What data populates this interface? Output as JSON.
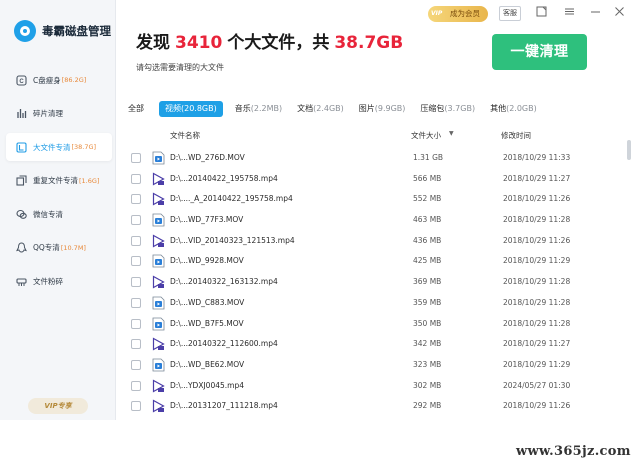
{
  "app": {
    "name": "毒霸磁盘管理"
  },
  "header": {
    "title_prefix": "发现",
    "file_count": "3410",
    "title_middle": "个大文件，共",
    "total_size": "38.7GB",
    "subtitle": "请勾选需要清理的大文件",
    "clean_button": "一键清理"
  },
  "window": {
    "vip_label": "成为会员",
    "service_label": "客服"
  },
  "sidebar": {
    "items": [
      {
        "label": "C盘瘦身",
        "size": "[86.2G]",
        "icon": "c-drive-icon",
        "active": false
      },
      {
        "label": "碎片清理",
        "size": "",
        "icon": "fragment-icon",
        "active": false
      },
      {
        "label": "大文件专清",
        "size": "[38.7G]",
        "icon": "large-file-icon",
        "active": true
      },
      {
        "label": "重复文件专清",
        "size": "[1.6G]",
        "icon": "duplicate-file-icon",
        "active": false
      },
      {
        "label": "微信专清",
        "size": "",
        "icon": "wechat-icon",
        "active": false
      },
      {
        "label": "QQ专清",
        "size": "[10.7M]",
        "icon": "qq-icon",
        "active": false
      },
      {
        "label": "文件粉碎",
        "size": "",
        "icon": "shredder-icon",
        "active": false
      }
    ],
    "vip_service": "VIP专享"
  },
  "tabs": [
    {
      "label": "全部",
      "size": ""
    },
    {
      "label": "视频",
      "size": "(20.8GB)",
      "active": true
    },
    {
      "label": "音乐",
      "size": "(2.2MB)"
    },
    {
      "label": "文档",
      "size": "(2.4GB)"
    },
    {
      "label": "图片",
      "size": "(9.9GB)"
    },
    {
      "label": "压缩包",
      "size": "(3.7GB)"
    },
    {
      "label": "其他",
      "size": "(2.0GB)"
    }
  ],
  "table": {
    "headers": {
      "name": "文件名称",
      "size": "文件大小",
      "date": "修改时间"
    },
    "rows": [
      {
        "name": "D:\\...WD_276D.MOV",
        "size": "1.31 GB",
        "date": "2018/10/29 11:33",
        "type": "mov"
      },
      {
        "name": "D:\\...20140422_195758.mp4",
        "size": "566 MB",
        "date": "2018/10/29 11:27",
        "type": "mp4"
      },
      {
        "name": "D:\\...._A_20140422_195758.mp4",
        "size": "552 MB",
        "date": "2018/10/29 11:26",
        "type": "mp4"
      },
      {
        "name": "D:\\...WD_77F3.MOV",
        "size": "463 MB",
        "date": "2018/10/29 11:28",
        "type": "mov"
      },
      {
        "name": "D:\\...VID_20140323_121513.mp4",
        "size": "436 MB",
        "date": "2018/10/29 11:26",
        "type": "mp4"
      },
      {
        "name": "D:\\...WD_9928.MOV",
        "size": "425 MB",
        "date": "2018/10/29 11:29",
        "type": "mov"
      },
      {
        "name": "D:\\...20140322_163132.mp4",
        "size": "369 MB",
        "date": "2018/10/29 11:28",
        "type": "mp4"
      },
      {
        "name": "D:\\...WD_C883.MOV",
        "size": "359 MB",
        "date": "2018/10/29 11:28",
        "type": "mov"
      },
      {
        "name": "D:\\...WD_B7F5.MOV",
        "size": "350 MB",
        "date": "2018/10/29 11:28",
        "type": "mov"
      },
      {
        "name": "D:\\...20140322_112600.mp4",
        "size": "342 MB",
        "date": "2018/10/29 11:27",
        "type": "mp4"
      },
      {
        "name": "D:\\...WD_BE62.MOV",
        "size": "323 MB",
        "date": "2018/10/29 11:29",
        "type": "mov"
      },
      {
        "name": "D:\\...YDXJ0045.mp4",
        "size": "302 MB",
        "date": "2024/05/27 01:30",
        "type": "mp4"
      },
      {
        "name": "D:\\...20131207_111218.mp4",
        "size": "292 MB",
        "date": "2018/10/29 11:26",
        "type": "mp4"
      }
    ]
  },
  "watermark": "www.365jz.com",
  "colors": {
    "accent": "#1ea0e6",
    "clean_green": "#2ec07d",
    "highlight_red": "#e8243a",
    "size_orange": "#e8893a"
  }
}
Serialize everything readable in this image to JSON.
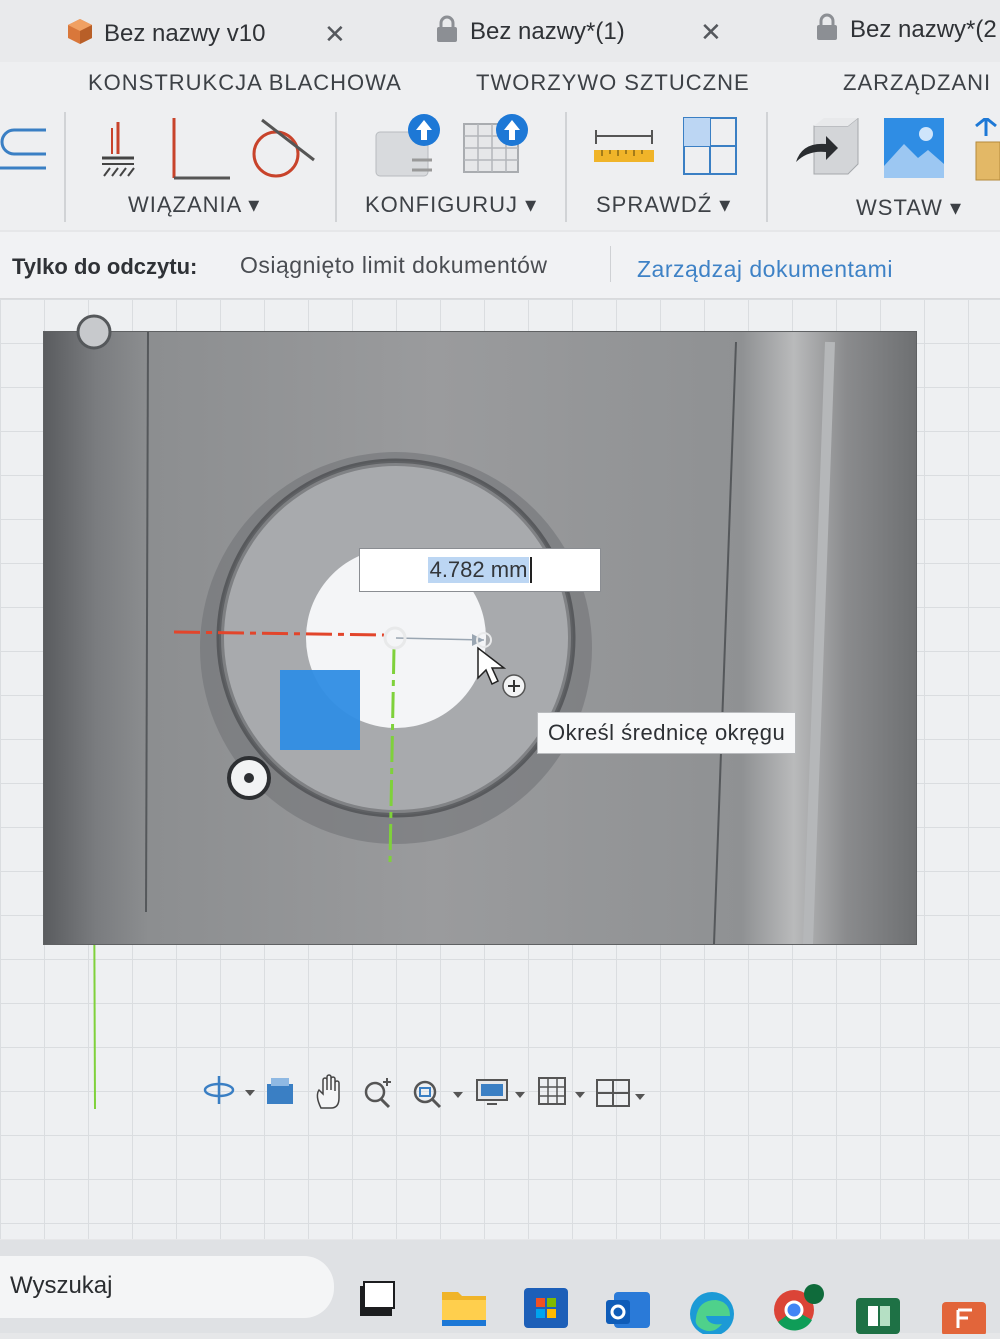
{
  "tabs": [
    {
      "label": "Bez nazwy v10",
      "icon": "box-icon",
      "closable": true,
      "active": true
    },
    {
      "label": "Bez nazwy*(1)",
      "icon": "lock-icon",
      "closable": true,
      "active": false
    },
    {
      "label": "Bez nazwy*(2",
      "icon": "lock-icon",
      "closable": false,
      "active": false
    }
  ],
  "workspace_tabs": [
    "KONSTRUKCJA BLACHOWA",
    "TWORZYWO SZTUCZNE",
    "ZARZĄDZANI"
  ],
  "ribbon": {
    "groups": [
      {
        "label": "WIĄZANIA ▾"
      },
      {
        "label": "KONFIGURUJ ▾"
      },
      {
        "label": "SPRAWDŹ ▾"
      },
      {
        "label": "WSTAW ▾"
      }
    ]
  },
  "readonly": {
    "label": "Tylko do odczytu:",
    "message": "Osiągnięto limit dokumentów",
    "link": "Zarządzaj dokumentami"
  },
  "sketch": {
    "dimension_value": "4.782 mm",
    "tooltip": "Określ średnicę okręgu"
  },
  "taskbar": {
    "search_placeholder": "Wyszukaj"
  },
  "colors": {
    "accent_blue": "#3e82c6",
    "axis_red": "#e2452b",
    "axis_green": "#7fd13b",
    "selection_blue": "#2f8de4"
  }
}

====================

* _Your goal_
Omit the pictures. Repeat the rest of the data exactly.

* _Answer below_
What data populates this interface? Output as JSON.
{
  "app": {
    "name": "毒霸磁盘管理"
  },
  "header": {
    "title_prefix": "发现",
    "file_count": "3410",
    "title_middle": "个大文件，共",
    "total_size": "38.7GB",
    "subtitle": "请勾选需要清理的大文件",
    "clean_button": "一键清理"
  },
  "window": {
    "vip_label": "成为会员",
    "service_label": "客服"
  },
  "sidebar": {
    "items": [
      {
        "label": "C盘瘦身",
        "size": "[86.2G]",
        "icon": "c-drive-icon",
        "active": false
      },
      {
        "label": "碎片清理",
        "size": "",
        "icon": "fragment-icon",
        "active": false
      },
      {
        "label": "大文件专清",
        "size": "[38.7G]",
        "icon": "large-file-icon",
        "active": true
      },
      {
        "label": "重复文件专清",
        "size": "[1.6G]",
        "icon": "duplicate-file-icon",
        "active": false
      },
      {
        "label": "微信专清",
        "size": "",
        "icon": "wechat-icon",
        "active": false
      },
      {
        "label": "QQ专清",
        "size": "[10.7M]",
        "icon": "qq-icon",
        "active": false
      },
      {
        "label": "文件粉碎",
        "size": "",
        "icon": "shredder-icon",
        "active": false
      }
    ],
    "vip_service": "VIP专享"
  },
  "tabs": [
    {
      "label": "全部",
      "size": ""
    },
    {
      "label": "视频",
      "size": "(20.8GB)",
      "active": true
    },
    {
      "label": "音乐",
      "size": "(2.2MB)"
    },
    {
      "label": "文档",
      "size": "(2.4GB)"
    },
    {
      "label": "图片",
      "size": "(9.9GB)"
    },
    {
      "label": "压缩包",
      "size": "(3.7GB)"
    },
    {
      "label": "其他",
      "size": "(2.0GB)"
    }
  ],
  "table": {
    "headers": {
      "name": "文件名称",
      "size": "文件大小",
      "date": "修改时间"
    },
    "rows": [
      {
        "name": "D:\\...WD_276D.MOV",
        "size": "1.31 GB",
        "date": "2018/10/29 11:33",
        "type": "mov"
      },
      {
        "name": "D:\\...20140422_195758.mp4",
        "size": "566 MB",
        "date": "2018/10/29 11:27",
        "type": "mp4"
      },
      {
        "name": "D:\\...._A_20140422_195758.mp4",
        "size": "552 MB",
        "date": "2018/10/29 11:26",
        "type": "mp4"
      },
      {
        "name": "D:\\...WD_77F3.MOV",
        "size": "463 MB",
        "date": "2018/10/29 11:28",
        "type": "mov"
      },
      {
        "name": "D:\\...VID_20140323_121513.mp4",
        "size": "436 MB",
        "date": "2018/10/29 11:26",
        "type": "mp4"
      },
      {
        "name": "D:\\...WD_9928.MOV",
        "size": "425 MB",
        "date": "2018/10/29 11:29",
        "type": "mov"
      },
      {
        "name": "D:\\...20140322_163132.mp4",
        "size": "369 MB",
        "date": "2018/10/29 11:28",
        "type": "mp4"
      },
      {
        "name": "D:\\...WD_C883.MOV",
        "size": "359 MB",
        "date": "2018/10/29 11:28",
        "type": "mov"
      },
      {
        "name": "D:\\...WD_B7F5.MOV",
        "size": "350 MB",
        "date": "2018/10/29 11:28",
        "type": "mov"
      },
      {
        "name": "D:\\...20140322_112600.mp4",
        "size": "342 MB",
        "date": "2018/10/29 11:27",
        "type": "mp4"
      },
      {
        "name": "D:\\...WD_BE62.MOV",
        "size": "323 MB",
        "date": "2018/10/29 11:29",
        "type": "mov"
      },
      {
        "name": "D:\\...YDXJ0045.mp4",
        "size": "302 MB",
        "date": "2024/05/27 01:30",
        "type": "mp4"
      },
      {
        "name": "D:\\...20131207_111218.mp4",
        "size": "292 MB",
        "date": "2018/10/29 11:26",
        "type": "mp4"
      }
    ]
  },
  "watermark": "www.365jz.com",
  "colors": {
    "accent": "#1ea0e6",
    "clean_green": "#2ec07d",
    "highlight_red": "#e8243a",
    "size_orange": "#e8893a"
  }
}
Serialize everything readable in this image to JSON.
{
  "tabs": [
    {
      "label": "Bez nazwy v10",
      "icon": "box-icon",
      "closable": true,
      "active": true
    },
    {
      "label": "Bez nazwy*(1)",
      "icon": "lock-icon",
      "closable": true,
      "active": false
    },
    {
      "label": "Bez nazwy*(2",
      "icon": "lock-icon",
      "closable": false,
      "active": false
    }
  ],
  "workspace_tabs": [
    "KONSTRUKCJA BLACHOWA",
    "TWORZYWO SZTUCZNE",
    "ZARZĄDZANI"
  ],
  "ribbon": {
    "groups": [
      {
        "label": "WIĄZANIA ▾"
      },
      {
        "label": "KONFIGURUJ ▾"
      },
      {
        "label": "SPRAWDŹ ▾"
      },
      {
        "label": "WSTAW ▾"
      }
    ]
  },
  "readonly": {
    "label": "Tylko do odczytu:",
    "message": "Osiągnięto limit dokumentów",
    "link": "Zarządzaj dokumentami"
  },
  "sketch": {
    "dimension_value": "4.782 mm",
    "tooltip": "Określ średnicę okręgu"
  },
  "taskbar": {
    "search_placeholder": "Wyszukaj"
  },
  "colors": {
    "accent_blue": "#3e82c6",
    "axis_red": "#e2452b",
    "axis_green": "#7fd13b",
    "selection_blue": "#2f8de4"
  }
}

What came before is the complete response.